“Being just a few blocks from one of the state’s largest hospitals, my restaurant serves many of the area’s health care providers as well a large amount of catering to the industry, which can make or break an otherwise slow day,” said Heather Letourneau, owner of Guthrie’s Restaurant and Cafe. “If the federal government cuts Medicaid funding, that means CMMC, Grace Street, and the other health care providers in the area will have to lay off doctors, nurses, and other staff. Those professionals will stop coming to Guthrie’s for lunch and I will lose business. Our whole community will suffer. We strongly urge Representative Poliquin, Senator Collins, and our other Members of Congress to oppose these devastating cuts,”
Currently, Maine receives over $1.6 billion per year in federal money to administer Medicaid, known in Maine as MaineCare, according to data from the Kaiser Family Foundation. That sum represents more than twenty percent of the state government’s entire annual budget.
“The majority of my patients have MaineCare for insurance. I am able to run my business and serve my patients properly only because federal Medicaid monies fund MaineCare. The rest of my patients have little money with which to pay me and I know many of them delay seeing me because they don’t want to be in debt,” said Dr. Alice Haines, a family medicine physician in private practice in downtown Lewiston, speaking at the center. “When they are healthy they work at their jobs more efficiently and miss fewer days, not to mention that they suffer less.”
U.S. House Speaker Paul Ryan and congressional Republicans have proposed over $1 trillion in cuts over the next ten years to Medicaid funds that the federal government transfers to states in order to provide health care coverage to those that can’t afford it.
At the same time that Congress is considering cuts to Medicaid, Maine citizens are attempting to make full use of available federal funds, as 31 other states have already done, by expanding Medicaid to cover tens of thousands more Mainers. After Governor Paul LePage vetoed legislation five separate times to accept federal funds to provide health care for Mainers, voters will get to decide on expansion this November through a citizen’s initiative.
Marty O’Brien, President of Grace Street, notes that a Yes vote in November would both help his business and help to combat Maine’s opioid addition crisis.
“The majority of our patients rely on Medicaid to treat this terrible disease. If Congress cuts Medicaid, I might have to lay off some or all of my eight employees and, even worse, suffering Mainers would no longer be able to get the care they desperately need,” O’Brien said.
Public safety officials seem to agree. According to the Portland Press Herald, Portland Police Chief Michael Sauschuck told a legislative task force earlier this month that Medicaid expansion was at the top of his “wish list” for battling the opioid epidemic.
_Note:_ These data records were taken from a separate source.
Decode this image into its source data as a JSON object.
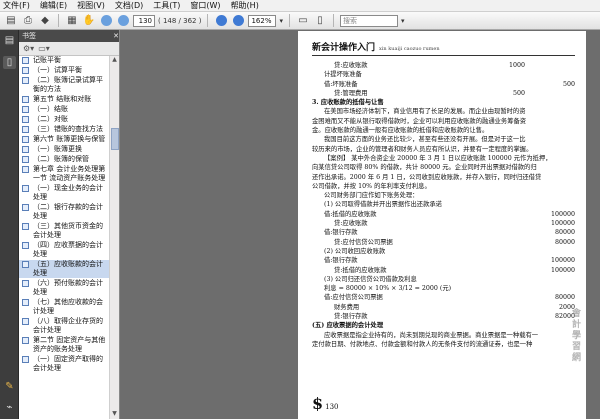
{
  "menu": [
    "文件(F)",
    "编辑(E)",
    "视图(V)",
    "文档(D)",
    "工具(T)",
    "窗口(W)",
    "帮助(H)"
  ],
  "toolbar": {
    "page_current": "130",
    "page_total": "( 148 / 362 )",
    "zoom": "162%",
    "search_placeholder": "搜索"
  },
  "panel": {
    "title": "书签",
    "close": "✕"
  },
  "bookmarks": [
    {
      "label": "记账平衡"
    },
    {
      "label": "（一）试算平衡"
    },
    {
      "label": "（二）账簿记录试算平衡的方法"
    },
    {
      "label": "第五节  结账和对账"
    },
    {
      "label": "（一）结账"
    },
    {
      "label": "（二）对账"
    },
    {
      "label": "（三）错账的查找方法"
    },
    {
      "label": "第六节  账簿更换与保管"
    },
    {
      "label": "（一）账簿更换"
    },
    {
      "label": "（二）账簿的保管"
    },
    {
      "label": "第七章  会计业务处理第一节  流动资产账务处理"
    },
    {
      "label": "（一）现金业务的会计处理"
    },
    {
      "label": "（二）银行存款的会计处理"
    },
    {
      "label": "（三）其他货币资金的会计处理"
    },
    {
      "label": "（四）应收票据的会计处理"
    },
    {
      "label": "（五）应收账款的会计处理",
      "selected": true
    },
    {
      "label": "（六）预付账款的会计处理"
    },
    {
      "label": "（七）其他应收款的会计处理"
    },
    {
      "label": "（八）取得企业存货的会计处理"
    },
    {
      "label": "第二节  固定资产与其他资产的账务处理"
    },
    {
      "label": "（一）固定资产取得的会计处理"
    }
  ],
  "page": {
    "header_title": "新会计操作入门",
    "header_sub": "xin kuaiji caozuo rumen",
    "page_number": "130",
    "dollar": "$",
    "watermark": "會計學習網",
    "lines_top": [
      {
        "l": "贷:应收账款",
        "v": "1000",
        "v2": "",
        "cls": "ind2"
      },
      {
        "l": "计提坏账准备",
        "v": "",
        "v2": "",
        "cls": "ind"
      },
      {
        "l": "借:坏账准备",
        "v": "",
        "v2": "500",
        "cls": "ind"
      },
      {
        "l": "贷:管理费用",
        "v": "500",
        "v2": "",
        "cls": "ind2"
      }
    ],
    "heading1": "3. 应收账款的抵借与让售",
    "para1": [
      "在美国市场经济体制下，商业信用有了长足的发展。而企业由现暂时的资",
      "金困难而又不能从银行取得借款时，企业可以利用应收账款的融通业务筹备资",
      "金。应收账款的融通一般有应收账款的抵借和应收账款的让售。",
      "我国目前这方面的业务还比较少，甚至有些还没有开展。但是对于这一比",
      "较历来的市场，企业的管理者和财务人员应有所认识，并要有一定程度的掌握。"
    ],
    "case": [
      "【案例】  某中外合资企业 20000 年 3 月 1 日以应收账款 100000 元作为抵押，",
      "向某信贷公司取得 80% 的借款，共计 80000 元。企业同时开出票据对借款的归",
      "还作出承诺。2000 年 6 月 1 日，公司收到应收账款，并存入银行，同时归还借贷",
      "公司借款，并按 10% 的年利率支付利息。"
    ],
    "intro": "公司财务部门应作如下账务处理：",
    "sub1": "(1) 公司取得借款并开出票据作出还款承诺",
    "entries1": [
      {
        "l": "借:抵借的应收账款",
        "v": "100000",
        "cls": "ind"
      },
      {
        "l": "贷:应收账款",
        "v": "100000",
        "cls": "ind2"
      },
      {
        "l": "借:银行存款",
        "v": "80000",
        "cls": "ind"
      },
      {
        "l": "贷:应付信贷公司票据",
        "v": "80000",
        "cls": "ind2"
      }
    ],
    "sub2": "(2) 公司收回应收账款",
    "entries2": [
      {
        "l": "借:银行存款",
        "v": "100000",
        "cls": "ind"
      },
      {
        "l": "贷:抵借的应收账款",
        "v": "100000",
        "cls": "ind2"
      }
    ],
    "sub3": "(3) 公司归还信贷公司借款及利息",
    "interest": "利息 = 80000 × 10% × 3/12 = 2000 (元)",
    "entries3": [
      {
        "l": "借:应付信贷公司票据",
        "v": "80000",
        "cls": "ind"
      },
      {
        "l": "财务费用",
        "v": "2000",
        "cls": "ind2"
      },
      {
        "l": "贷:银行存款",
        "v": "82000",
        "cls": "ind2"
      }
    ],
    "heading2": "(五) 应收票据的会计处理",
    "para2": [
      "应收票据是指企业持有的，尚未到期兑现的商业票据。商业票据是一种载有一",
      "定付款日期、付款地点、付款金额和付款人的无条件支付的流通证券，也是一种"
    ]
  }
}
Will Ikard, director of the Maine Small Business Coalition, which sponsored Tuesday’s event, noted that Maine’s economy is especially vulnerable to economic harm from health care cuts.
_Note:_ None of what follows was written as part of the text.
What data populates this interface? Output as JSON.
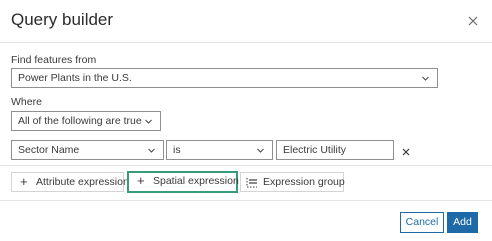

“The health care industry is Maine’s largest employer and seventeen percent of health care spending nationwide comes from Medicaid,” Ikard said. “If we lose that federal money, a lot of health care professionals will lose their jobs. On the other hand, we now have a great opportunity to support our most important industry, expand Medicaid, and save thousands of lives along the way.”
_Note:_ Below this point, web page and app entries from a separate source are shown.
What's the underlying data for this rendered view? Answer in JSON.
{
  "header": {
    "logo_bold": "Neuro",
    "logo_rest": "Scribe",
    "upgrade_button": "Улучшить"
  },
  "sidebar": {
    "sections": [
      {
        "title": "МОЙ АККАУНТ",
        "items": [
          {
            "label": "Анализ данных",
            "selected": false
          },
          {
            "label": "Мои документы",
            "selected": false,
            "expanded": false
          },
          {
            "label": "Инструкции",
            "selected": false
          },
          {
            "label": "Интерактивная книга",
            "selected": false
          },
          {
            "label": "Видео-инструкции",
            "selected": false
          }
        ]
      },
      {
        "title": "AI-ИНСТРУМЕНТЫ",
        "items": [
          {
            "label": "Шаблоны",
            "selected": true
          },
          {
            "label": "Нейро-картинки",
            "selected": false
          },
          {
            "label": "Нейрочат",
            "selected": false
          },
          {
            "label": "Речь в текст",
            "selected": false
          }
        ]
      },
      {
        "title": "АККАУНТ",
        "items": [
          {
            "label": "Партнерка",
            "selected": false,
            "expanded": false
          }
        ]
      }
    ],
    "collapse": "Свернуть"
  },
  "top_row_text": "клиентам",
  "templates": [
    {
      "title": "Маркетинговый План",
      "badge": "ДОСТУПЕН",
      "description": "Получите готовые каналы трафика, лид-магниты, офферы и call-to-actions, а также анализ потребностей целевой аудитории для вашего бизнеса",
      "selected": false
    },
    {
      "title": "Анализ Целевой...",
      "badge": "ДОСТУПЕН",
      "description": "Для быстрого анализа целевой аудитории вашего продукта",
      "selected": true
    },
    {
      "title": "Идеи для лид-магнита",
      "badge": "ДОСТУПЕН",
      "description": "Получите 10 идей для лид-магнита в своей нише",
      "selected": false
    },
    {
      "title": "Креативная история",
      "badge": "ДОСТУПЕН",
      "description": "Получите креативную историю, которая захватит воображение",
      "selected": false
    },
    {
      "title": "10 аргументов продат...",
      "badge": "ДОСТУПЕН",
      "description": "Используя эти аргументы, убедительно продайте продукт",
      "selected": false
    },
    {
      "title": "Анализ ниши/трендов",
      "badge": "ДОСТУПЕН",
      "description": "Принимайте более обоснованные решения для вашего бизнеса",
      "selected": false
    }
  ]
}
According to a report by Families USA, expanding Medicaid would support 3,200 new jobs in Maine and increase economic activity by $347 million.
Photo: Lewiston-area business owners Marty O’Brien, Heather Letourneau and Jim Wellehan meet at Grace Street Recovery Services.
You might also like
This week on the Beacon podcast, Taryn, Ben and Mike talk about the wave of protests that greeted Sen. Susan Collins on her return to the state, including an especially
Making the case that an opponent of the minimum wage and workplace protections shouldn’t head the U.S. Department of Labor, Maine small business owners and activists for workers’ rights held
Kittery landmark Bob’s Clam Hut is featured in a new campaign ad just launched by Mainers for Fair Wages. In the 30-second commercial, Bob’s owner Michael Landgarten makes the case